-- Opening Marker --
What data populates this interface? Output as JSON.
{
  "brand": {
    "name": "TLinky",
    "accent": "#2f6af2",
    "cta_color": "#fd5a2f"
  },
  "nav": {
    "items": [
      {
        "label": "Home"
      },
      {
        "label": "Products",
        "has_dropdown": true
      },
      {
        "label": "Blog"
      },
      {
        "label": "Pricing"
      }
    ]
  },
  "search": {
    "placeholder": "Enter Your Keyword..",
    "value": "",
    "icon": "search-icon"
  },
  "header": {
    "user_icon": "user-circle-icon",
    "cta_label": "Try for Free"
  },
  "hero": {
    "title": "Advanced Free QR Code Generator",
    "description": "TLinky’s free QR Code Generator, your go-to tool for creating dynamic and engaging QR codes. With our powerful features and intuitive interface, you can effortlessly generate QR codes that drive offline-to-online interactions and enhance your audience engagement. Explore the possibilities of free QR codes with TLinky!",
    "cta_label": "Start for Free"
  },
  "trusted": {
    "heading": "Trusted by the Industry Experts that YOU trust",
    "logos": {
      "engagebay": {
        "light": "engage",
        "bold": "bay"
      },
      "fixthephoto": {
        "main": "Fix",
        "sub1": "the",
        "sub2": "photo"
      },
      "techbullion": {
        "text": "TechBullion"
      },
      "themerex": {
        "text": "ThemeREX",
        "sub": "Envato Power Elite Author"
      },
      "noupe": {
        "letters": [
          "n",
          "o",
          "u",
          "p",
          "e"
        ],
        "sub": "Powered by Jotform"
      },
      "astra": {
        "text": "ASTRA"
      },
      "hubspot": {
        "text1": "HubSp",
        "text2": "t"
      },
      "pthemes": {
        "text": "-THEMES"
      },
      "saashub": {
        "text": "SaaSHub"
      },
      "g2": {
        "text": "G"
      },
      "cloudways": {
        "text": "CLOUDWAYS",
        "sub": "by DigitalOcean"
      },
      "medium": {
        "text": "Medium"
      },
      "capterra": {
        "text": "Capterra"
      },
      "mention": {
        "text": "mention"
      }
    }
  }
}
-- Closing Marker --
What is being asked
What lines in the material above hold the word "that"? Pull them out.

Task response
    "description": "TLinky’s free QR Code Generator, your go-to tool for creating dynamic and engaging QR codes. With our powerful features and intuitive interface, you can effortlessly generate QR codes that drive offline-to-online interactions and enhance your audience engagement. Explore the possibilities of free QR codes with TLinky!",
    "heading": "Trusted by the Industry Experts that YOU trust",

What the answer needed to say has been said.